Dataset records

== Segment start ==

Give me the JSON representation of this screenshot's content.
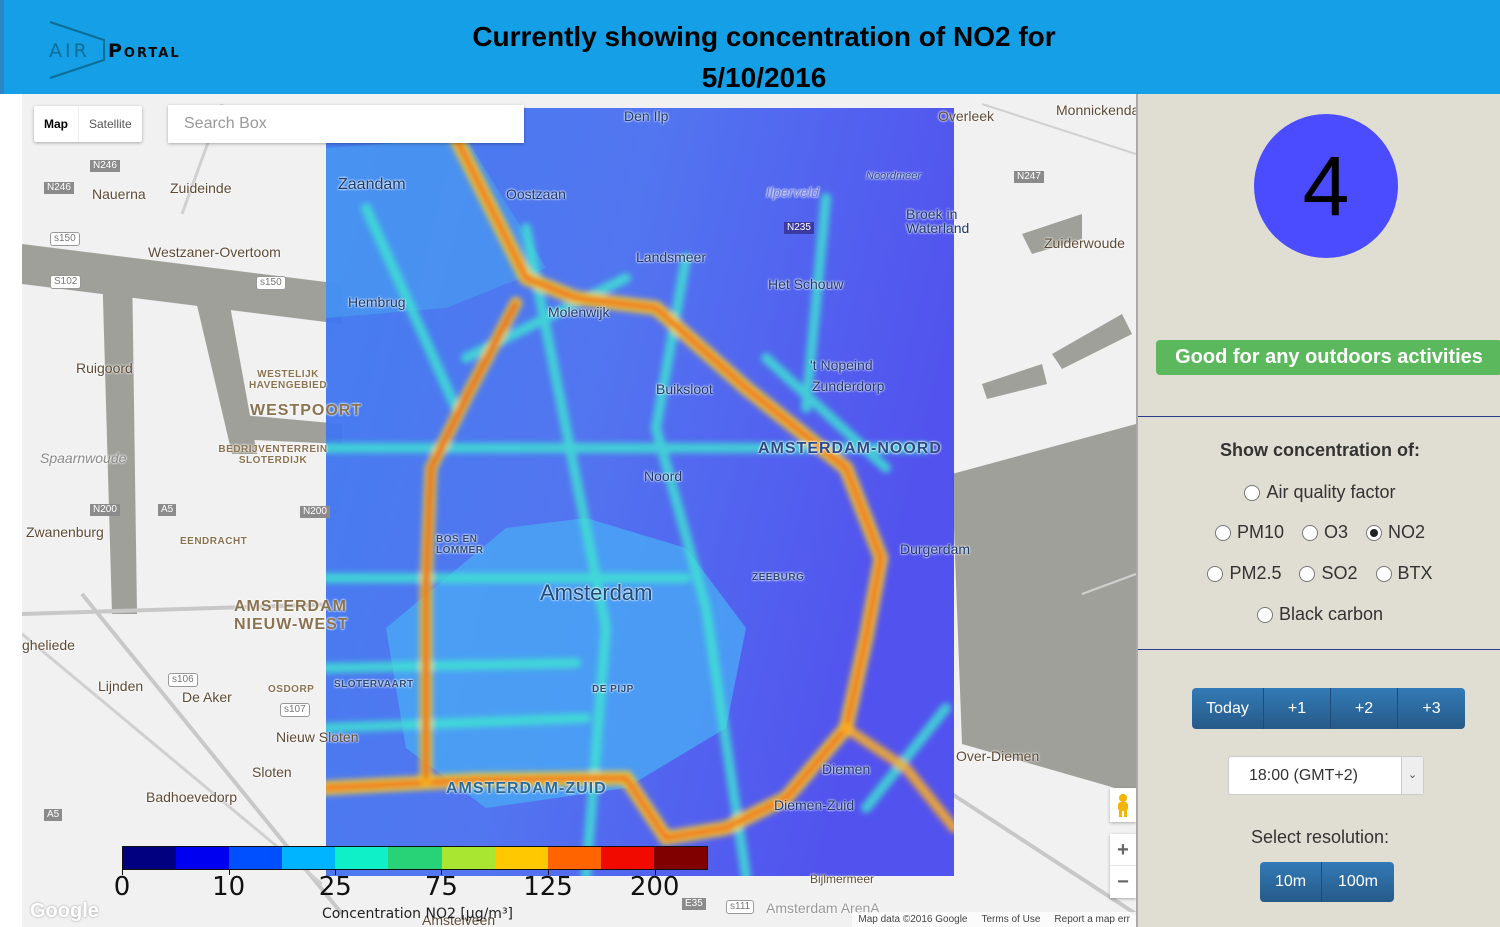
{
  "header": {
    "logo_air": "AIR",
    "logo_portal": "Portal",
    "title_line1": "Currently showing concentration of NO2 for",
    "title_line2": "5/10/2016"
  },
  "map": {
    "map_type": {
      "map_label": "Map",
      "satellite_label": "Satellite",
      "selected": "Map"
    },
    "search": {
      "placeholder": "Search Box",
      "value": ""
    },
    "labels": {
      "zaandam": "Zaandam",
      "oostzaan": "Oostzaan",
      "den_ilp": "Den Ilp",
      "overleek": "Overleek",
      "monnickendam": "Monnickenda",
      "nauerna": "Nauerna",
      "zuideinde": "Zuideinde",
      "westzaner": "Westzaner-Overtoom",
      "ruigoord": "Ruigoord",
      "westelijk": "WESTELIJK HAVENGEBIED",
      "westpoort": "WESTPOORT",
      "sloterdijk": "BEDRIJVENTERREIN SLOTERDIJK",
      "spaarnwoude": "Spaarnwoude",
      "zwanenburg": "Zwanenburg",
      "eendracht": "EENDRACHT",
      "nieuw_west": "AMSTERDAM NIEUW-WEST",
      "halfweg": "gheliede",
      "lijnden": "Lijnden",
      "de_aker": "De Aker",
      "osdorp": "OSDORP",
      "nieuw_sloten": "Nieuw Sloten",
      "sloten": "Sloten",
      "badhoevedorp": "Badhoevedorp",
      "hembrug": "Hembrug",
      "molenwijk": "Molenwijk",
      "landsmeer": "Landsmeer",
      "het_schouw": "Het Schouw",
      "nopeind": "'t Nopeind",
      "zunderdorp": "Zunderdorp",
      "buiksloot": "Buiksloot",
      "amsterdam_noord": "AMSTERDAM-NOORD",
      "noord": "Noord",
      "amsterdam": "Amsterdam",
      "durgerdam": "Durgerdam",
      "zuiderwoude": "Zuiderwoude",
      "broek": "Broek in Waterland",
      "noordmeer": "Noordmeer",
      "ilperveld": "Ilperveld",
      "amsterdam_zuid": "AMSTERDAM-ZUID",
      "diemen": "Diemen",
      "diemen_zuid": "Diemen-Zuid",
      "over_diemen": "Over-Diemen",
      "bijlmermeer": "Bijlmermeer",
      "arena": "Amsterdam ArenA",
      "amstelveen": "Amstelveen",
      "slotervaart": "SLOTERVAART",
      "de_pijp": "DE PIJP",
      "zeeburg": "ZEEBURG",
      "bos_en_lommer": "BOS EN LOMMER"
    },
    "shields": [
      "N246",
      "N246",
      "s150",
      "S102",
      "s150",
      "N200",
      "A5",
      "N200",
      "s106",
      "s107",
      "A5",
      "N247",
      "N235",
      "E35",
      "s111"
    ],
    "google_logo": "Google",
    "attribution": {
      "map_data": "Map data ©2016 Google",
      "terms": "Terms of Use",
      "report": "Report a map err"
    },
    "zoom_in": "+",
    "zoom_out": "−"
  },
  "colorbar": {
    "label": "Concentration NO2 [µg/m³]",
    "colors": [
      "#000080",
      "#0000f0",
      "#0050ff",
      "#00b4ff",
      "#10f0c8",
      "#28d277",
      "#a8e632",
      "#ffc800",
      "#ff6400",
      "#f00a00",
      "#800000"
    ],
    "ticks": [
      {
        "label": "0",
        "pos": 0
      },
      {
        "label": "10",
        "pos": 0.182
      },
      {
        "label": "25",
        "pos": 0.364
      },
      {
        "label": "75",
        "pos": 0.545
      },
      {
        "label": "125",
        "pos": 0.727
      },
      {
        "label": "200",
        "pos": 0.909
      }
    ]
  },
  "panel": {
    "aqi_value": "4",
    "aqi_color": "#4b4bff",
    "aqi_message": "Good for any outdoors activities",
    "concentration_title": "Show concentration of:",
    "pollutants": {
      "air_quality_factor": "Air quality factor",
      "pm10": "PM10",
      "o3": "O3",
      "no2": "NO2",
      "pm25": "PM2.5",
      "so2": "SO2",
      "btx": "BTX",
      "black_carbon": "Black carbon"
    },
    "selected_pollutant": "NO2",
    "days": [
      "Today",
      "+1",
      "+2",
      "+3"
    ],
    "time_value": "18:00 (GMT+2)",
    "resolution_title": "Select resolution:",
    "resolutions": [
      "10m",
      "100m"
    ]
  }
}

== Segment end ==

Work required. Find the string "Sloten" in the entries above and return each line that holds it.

Response for this exercise.
      "nieuw_sloten": "Nieuw Sloten",
      "sloten": "Sloten",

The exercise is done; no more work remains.